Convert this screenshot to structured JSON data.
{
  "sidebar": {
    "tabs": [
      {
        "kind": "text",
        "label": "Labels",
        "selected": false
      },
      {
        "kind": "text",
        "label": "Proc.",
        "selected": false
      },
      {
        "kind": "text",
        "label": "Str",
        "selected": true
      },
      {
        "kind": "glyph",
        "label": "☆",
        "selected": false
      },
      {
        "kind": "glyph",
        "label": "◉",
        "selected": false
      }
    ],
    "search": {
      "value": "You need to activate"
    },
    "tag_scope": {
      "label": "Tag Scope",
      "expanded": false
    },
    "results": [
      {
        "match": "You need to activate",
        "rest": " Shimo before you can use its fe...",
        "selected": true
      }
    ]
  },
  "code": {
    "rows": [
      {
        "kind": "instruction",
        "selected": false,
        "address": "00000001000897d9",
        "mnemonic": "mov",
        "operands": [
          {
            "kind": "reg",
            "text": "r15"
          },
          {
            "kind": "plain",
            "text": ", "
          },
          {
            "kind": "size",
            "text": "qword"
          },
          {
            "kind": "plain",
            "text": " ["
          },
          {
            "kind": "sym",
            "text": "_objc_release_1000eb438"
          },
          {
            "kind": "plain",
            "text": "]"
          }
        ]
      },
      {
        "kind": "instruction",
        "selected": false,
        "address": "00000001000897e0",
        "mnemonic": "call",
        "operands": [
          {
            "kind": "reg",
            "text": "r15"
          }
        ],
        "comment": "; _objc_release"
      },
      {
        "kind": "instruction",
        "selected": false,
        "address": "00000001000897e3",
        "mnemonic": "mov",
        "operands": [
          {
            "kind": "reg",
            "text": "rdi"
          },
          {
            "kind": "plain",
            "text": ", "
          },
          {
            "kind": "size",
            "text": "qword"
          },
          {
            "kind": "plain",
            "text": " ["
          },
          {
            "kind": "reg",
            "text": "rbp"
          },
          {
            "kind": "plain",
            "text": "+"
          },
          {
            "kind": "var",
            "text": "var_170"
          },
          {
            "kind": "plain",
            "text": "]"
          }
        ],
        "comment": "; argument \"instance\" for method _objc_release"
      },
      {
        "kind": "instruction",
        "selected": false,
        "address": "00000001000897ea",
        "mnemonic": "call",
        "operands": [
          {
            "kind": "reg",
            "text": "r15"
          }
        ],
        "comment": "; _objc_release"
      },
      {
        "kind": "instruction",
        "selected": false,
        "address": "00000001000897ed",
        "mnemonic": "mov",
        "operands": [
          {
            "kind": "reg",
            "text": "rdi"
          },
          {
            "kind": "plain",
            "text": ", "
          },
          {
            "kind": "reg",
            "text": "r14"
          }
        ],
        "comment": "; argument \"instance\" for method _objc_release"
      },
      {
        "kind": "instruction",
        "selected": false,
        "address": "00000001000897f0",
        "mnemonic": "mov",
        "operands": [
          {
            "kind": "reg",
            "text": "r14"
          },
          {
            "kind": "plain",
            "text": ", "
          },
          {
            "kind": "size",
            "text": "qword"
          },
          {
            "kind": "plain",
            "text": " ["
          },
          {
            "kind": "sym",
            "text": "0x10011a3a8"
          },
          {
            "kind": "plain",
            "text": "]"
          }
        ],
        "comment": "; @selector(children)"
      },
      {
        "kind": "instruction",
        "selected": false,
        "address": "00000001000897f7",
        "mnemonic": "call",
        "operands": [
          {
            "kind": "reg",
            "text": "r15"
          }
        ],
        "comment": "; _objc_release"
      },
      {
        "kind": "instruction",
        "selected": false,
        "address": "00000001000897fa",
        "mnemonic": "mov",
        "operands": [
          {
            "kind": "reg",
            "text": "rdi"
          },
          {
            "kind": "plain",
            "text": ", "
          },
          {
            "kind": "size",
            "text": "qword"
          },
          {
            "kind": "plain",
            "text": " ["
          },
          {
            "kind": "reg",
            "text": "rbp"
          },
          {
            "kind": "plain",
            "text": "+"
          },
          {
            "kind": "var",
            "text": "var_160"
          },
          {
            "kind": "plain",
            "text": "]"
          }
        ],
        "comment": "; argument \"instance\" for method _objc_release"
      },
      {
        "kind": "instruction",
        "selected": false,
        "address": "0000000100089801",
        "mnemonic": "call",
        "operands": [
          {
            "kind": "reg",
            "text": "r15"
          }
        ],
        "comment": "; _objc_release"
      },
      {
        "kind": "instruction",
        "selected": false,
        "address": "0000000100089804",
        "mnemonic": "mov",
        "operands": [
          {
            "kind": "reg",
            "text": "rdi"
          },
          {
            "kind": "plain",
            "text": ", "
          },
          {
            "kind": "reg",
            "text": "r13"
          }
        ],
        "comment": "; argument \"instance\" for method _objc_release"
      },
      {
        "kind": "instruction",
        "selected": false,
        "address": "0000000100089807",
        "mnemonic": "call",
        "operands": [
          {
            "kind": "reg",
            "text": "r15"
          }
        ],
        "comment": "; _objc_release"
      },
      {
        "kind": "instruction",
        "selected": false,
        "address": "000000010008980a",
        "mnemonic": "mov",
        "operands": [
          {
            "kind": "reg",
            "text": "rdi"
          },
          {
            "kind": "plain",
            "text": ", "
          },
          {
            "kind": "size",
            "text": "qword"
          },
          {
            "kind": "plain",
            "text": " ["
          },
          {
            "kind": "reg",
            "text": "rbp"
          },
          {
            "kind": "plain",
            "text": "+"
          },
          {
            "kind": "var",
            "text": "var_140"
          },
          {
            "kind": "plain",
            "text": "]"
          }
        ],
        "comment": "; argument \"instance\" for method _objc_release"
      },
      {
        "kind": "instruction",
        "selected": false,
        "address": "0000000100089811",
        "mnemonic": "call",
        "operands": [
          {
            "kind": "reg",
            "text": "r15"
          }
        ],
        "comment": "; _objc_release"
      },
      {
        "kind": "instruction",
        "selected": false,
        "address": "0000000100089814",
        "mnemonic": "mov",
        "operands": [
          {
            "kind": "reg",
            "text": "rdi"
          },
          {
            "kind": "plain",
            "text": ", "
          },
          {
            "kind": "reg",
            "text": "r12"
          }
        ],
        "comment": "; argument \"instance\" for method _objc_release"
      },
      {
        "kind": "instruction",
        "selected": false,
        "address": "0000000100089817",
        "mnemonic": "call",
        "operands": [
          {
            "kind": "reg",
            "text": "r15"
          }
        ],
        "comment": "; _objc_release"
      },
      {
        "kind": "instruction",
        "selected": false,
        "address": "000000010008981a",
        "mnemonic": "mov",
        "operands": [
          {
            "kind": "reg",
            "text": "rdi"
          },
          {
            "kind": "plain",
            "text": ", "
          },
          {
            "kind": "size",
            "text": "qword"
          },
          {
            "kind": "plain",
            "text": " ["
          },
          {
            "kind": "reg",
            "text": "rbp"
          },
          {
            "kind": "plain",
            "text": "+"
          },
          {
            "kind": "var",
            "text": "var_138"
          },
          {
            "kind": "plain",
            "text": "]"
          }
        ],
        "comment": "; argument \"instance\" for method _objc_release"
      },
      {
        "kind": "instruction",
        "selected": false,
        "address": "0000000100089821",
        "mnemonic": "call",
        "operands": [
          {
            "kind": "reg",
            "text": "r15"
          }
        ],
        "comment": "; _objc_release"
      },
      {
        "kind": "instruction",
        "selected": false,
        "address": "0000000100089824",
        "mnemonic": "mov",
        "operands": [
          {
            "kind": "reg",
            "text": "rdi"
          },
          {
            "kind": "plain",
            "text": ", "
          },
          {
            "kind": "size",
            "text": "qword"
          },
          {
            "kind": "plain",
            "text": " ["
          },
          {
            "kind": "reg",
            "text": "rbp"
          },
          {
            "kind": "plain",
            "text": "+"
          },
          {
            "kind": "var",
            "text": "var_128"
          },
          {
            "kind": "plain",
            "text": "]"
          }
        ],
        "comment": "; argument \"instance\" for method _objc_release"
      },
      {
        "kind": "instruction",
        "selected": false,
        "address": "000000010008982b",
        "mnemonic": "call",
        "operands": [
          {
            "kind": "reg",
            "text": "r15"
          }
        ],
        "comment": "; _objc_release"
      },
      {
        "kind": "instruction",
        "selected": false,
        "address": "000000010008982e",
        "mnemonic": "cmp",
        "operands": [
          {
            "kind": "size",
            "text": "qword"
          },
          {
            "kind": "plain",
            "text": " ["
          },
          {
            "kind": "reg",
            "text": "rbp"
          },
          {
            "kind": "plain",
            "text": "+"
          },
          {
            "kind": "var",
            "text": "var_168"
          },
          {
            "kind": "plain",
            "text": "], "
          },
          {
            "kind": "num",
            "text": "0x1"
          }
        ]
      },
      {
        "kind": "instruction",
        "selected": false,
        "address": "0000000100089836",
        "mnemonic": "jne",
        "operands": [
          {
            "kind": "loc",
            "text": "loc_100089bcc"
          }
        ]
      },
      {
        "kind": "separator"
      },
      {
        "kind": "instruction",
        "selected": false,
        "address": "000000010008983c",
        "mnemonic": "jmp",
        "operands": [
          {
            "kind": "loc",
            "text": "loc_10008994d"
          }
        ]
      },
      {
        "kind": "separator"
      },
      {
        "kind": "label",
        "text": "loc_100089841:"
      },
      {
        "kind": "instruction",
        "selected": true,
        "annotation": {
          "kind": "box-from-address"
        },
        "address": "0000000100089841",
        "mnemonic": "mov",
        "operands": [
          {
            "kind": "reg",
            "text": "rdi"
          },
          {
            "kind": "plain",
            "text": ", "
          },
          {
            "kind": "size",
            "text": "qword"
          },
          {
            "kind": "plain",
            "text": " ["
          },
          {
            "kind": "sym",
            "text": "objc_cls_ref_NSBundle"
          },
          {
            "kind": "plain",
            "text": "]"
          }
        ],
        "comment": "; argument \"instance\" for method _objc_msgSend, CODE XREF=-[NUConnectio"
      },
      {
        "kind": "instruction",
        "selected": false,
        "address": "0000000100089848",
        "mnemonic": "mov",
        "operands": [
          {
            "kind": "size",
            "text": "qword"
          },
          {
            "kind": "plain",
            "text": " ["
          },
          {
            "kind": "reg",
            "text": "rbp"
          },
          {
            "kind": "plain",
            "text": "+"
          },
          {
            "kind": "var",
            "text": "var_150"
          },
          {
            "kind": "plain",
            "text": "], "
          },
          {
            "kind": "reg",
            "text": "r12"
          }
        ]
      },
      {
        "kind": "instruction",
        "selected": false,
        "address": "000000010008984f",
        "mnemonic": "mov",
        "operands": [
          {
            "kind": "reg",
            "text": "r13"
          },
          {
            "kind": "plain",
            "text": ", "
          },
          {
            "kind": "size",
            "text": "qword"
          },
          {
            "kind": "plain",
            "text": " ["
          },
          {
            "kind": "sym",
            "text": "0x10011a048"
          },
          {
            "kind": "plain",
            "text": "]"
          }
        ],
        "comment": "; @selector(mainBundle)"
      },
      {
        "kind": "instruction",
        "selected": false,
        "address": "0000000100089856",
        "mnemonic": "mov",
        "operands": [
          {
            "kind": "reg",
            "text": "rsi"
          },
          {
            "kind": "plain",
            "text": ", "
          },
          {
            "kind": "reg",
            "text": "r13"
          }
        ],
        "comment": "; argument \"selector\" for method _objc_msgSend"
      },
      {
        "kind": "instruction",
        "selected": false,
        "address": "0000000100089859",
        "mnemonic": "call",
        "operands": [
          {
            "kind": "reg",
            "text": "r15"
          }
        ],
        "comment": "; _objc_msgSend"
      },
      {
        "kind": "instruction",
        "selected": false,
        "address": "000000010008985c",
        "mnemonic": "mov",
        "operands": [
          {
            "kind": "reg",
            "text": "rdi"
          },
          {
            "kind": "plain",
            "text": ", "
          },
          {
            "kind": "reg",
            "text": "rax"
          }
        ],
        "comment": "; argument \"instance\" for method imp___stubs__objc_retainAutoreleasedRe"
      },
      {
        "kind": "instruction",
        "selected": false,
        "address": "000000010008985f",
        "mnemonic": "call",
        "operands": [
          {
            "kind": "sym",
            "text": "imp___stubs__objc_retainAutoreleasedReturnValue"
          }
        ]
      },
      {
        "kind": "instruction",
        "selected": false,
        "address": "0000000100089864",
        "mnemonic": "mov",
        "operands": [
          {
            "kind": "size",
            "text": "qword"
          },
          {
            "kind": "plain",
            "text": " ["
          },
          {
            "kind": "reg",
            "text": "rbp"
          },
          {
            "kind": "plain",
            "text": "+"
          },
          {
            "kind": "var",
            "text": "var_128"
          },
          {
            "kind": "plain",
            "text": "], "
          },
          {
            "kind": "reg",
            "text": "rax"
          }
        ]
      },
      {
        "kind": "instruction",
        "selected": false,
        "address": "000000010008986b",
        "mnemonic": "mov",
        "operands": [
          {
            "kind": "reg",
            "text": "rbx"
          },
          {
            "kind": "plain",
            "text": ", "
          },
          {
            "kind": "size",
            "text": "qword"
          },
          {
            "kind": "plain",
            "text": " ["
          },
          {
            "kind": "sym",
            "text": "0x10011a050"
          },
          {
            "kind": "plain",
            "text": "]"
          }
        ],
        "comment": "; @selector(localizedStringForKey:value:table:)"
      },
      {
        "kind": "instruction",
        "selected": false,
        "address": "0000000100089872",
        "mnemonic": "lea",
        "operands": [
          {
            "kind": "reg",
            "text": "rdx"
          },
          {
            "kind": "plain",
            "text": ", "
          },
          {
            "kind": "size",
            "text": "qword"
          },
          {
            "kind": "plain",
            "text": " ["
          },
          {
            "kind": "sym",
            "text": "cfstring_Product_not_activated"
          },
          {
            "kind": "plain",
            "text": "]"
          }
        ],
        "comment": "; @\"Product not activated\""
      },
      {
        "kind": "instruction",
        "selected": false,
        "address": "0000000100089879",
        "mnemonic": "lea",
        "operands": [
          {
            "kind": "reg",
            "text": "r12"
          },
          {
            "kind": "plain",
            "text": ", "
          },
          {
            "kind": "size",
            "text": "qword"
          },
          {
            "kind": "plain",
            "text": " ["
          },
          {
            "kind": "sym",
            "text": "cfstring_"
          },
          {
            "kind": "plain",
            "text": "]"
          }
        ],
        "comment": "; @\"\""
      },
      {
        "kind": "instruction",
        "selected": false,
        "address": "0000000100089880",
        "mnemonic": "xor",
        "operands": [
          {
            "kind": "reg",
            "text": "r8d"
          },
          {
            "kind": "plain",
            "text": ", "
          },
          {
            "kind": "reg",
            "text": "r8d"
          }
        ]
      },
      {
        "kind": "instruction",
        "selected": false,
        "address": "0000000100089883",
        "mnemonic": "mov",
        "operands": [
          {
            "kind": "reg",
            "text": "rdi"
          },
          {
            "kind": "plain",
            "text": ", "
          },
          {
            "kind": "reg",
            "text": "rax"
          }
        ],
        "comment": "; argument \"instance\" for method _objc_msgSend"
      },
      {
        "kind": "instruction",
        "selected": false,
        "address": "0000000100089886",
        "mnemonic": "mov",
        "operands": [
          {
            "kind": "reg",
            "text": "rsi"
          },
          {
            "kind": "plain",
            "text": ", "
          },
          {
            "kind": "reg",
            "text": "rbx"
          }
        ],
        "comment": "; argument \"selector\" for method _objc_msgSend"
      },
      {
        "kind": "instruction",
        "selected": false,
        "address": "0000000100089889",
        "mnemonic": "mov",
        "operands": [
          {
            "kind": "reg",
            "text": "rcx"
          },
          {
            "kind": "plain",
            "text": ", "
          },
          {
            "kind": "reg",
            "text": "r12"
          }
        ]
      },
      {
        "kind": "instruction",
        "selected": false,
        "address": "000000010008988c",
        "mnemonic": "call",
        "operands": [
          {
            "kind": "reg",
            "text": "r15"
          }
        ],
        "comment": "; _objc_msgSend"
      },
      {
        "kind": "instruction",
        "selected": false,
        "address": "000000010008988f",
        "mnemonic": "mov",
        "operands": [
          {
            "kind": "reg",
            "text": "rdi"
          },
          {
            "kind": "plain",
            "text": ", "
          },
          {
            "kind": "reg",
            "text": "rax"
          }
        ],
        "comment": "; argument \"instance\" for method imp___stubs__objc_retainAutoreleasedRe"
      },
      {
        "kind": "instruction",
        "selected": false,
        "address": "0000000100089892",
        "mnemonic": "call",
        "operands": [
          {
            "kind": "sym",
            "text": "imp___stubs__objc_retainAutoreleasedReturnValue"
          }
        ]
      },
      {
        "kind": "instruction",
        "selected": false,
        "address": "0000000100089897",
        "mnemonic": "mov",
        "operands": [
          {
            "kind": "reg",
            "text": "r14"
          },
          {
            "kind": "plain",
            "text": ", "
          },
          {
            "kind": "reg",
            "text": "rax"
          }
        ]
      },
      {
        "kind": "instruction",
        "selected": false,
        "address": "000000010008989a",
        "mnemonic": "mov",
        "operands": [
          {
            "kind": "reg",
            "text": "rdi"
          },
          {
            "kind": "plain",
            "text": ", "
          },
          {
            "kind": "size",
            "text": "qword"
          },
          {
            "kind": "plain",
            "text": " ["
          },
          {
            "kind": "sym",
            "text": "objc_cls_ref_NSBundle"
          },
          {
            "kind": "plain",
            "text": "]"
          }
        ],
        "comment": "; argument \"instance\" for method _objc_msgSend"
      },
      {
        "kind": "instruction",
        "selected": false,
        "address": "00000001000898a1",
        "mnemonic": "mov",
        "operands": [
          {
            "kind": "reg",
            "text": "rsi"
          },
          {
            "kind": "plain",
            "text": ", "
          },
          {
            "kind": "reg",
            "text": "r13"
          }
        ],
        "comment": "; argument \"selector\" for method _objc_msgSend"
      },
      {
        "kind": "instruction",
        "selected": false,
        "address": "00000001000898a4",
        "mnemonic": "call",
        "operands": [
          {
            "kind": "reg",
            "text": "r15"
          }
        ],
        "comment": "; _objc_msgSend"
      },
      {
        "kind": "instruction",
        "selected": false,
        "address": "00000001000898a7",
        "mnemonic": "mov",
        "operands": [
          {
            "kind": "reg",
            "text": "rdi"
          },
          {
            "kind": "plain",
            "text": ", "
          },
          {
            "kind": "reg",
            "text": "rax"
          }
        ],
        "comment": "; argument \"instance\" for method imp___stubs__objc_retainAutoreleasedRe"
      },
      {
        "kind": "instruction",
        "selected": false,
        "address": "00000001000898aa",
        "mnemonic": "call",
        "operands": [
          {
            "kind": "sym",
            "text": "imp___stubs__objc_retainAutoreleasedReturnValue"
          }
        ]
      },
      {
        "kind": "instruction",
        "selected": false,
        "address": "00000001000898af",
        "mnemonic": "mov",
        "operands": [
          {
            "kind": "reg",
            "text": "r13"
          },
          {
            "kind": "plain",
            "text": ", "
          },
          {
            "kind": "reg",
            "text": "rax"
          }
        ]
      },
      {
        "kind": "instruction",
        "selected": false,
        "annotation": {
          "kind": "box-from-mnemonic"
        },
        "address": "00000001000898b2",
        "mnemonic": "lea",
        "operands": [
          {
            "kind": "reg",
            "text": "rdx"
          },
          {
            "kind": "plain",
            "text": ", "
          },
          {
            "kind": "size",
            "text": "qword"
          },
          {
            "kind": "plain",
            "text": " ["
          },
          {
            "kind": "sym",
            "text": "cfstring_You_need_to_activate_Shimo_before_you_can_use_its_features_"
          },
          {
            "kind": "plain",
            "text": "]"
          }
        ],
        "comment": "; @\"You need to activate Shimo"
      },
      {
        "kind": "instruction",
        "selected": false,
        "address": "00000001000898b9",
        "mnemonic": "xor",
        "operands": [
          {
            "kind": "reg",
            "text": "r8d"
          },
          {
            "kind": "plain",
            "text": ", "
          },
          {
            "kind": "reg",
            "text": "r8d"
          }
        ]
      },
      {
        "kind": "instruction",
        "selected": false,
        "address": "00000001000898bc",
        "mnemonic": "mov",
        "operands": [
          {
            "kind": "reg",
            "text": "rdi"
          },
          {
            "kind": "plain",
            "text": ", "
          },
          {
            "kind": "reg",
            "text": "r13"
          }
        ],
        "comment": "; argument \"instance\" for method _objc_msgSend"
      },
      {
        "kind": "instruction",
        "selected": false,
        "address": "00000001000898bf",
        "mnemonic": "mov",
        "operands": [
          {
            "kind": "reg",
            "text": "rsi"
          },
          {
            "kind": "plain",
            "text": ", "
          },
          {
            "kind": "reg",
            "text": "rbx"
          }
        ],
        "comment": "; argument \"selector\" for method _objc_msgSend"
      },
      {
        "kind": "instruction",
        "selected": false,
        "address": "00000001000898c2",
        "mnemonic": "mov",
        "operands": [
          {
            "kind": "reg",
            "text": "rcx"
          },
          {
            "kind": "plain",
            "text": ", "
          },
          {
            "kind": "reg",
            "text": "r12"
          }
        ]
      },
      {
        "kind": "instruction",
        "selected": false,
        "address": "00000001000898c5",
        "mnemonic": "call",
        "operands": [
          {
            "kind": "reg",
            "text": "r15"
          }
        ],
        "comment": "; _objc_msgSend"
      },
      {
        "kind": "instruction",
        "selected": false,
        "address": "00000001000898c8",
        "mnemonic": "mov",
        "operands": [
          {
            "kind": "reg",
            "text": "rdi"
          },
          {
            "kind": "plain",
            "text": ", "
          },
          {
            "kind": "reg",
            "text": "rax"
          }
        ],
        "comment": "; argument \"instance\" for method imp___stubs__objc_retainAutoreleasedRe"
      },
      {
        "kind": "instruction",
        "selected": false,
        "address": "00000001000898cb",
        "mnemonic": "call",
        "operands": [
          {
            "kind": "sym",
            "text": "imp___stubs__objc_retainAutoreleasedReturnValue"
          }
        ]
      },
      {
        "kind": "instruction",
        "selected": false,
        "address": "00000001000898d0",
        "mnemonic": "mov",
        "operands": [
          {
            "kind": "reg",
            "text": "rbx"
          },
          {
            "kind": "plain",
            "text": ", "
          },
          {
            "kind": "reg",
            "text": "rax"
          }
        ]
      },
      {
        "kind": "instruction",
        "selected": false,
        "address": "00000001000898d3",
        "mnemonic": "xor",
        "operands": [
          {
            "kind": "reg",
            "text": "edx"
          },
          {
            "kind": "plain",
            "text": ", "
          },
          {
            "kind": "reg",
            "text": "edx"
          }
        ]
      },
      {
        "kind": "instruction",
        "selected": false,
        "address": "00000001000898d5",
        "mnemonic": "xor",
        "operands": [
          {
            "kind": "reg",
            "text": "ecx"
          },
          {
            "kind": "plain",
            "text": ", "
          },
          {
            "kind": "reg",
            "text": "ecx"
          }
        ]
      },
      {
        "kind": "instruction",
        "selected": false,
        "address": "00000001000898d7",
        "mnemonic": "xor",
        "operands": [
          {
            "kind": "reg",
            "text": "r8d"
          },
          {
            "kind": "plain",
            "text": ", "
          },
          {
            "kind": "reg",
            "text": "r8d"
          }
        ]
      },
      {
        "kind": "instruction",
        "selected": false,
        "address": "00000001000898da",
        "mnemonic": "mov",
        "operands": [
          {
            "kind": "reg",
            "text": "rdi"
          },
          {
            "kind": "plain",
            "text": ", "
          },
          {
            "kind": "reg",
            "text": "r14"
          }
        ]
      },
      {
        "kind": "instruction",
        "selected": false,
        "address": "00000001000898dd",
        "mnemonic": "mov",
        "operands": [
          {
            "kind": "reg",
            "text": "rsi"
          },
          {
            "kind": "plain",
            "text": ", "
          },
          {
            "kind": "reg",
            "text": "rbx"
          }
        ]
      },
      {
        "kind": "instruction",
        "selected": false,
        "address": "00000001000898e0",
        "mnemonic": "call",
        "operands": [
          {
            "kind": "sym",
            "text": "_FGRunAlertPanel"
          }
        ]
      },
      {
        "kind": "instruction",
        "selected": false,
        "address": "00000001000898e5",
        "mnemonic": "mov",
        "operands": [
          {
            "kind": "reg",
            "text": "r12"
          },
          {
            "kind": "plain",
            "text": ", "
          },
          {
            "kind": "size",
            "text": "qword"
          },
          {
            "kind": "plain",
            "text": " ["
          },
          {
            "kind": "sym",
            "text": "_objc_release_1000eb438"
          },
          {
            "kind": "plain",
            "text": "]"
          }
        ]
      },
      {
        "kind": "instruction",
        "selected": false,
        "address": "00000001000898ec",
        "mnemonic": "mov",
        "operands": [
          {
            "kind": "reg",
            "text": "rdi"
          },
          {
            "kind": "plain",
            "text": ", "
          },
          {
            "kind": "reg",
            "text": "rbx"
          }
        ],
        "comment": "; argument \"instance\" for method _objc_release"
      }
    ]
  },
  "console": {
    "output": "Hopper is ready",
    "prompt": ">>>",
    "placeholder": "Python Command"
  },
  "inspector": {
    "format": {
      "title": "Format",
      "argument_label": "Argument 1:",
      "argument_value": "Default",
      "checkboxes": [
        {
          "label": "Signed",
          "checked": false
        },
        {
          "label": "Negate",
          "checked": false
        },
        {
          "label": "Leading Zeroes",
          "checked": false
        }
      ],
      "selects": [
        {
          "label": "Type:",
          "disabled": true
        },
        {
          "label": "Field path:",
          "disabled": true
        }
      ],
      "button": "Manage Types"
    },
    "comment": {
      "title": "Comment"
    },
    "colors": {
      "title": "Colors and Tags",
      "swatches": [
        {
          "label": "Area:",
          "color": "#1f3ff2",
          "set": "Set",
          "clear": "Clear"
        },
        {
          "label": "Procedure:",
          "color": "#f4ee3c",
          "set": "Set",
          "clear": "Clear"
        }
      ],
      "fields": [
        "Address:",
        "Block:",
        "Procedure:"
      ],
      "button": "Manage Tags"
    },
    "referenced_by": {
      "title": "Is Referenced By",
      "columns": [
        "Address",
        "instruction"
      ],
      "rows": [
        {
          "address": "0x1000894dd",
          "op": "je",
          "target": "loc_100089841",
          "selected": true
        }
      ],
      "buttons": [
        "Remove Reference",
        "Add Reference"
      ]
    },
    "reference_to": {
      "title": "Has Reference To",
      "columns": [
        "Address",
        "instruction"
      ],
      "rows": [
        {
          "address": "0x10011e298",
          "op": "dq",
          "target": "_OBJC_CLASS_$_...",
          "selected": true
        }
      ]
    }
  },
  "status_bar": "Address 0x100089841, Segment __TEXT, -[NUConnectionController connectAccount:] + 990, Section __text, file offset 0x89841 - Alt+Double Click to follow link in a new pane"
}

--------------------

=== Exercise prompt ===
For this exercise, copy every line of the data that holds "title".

=== Task solution ===
      "title": "Format",
      "title": "Comment"
      "title": "Colors and Tags",
      "title": "Is Referenced By",
      "title": "Has Reference To",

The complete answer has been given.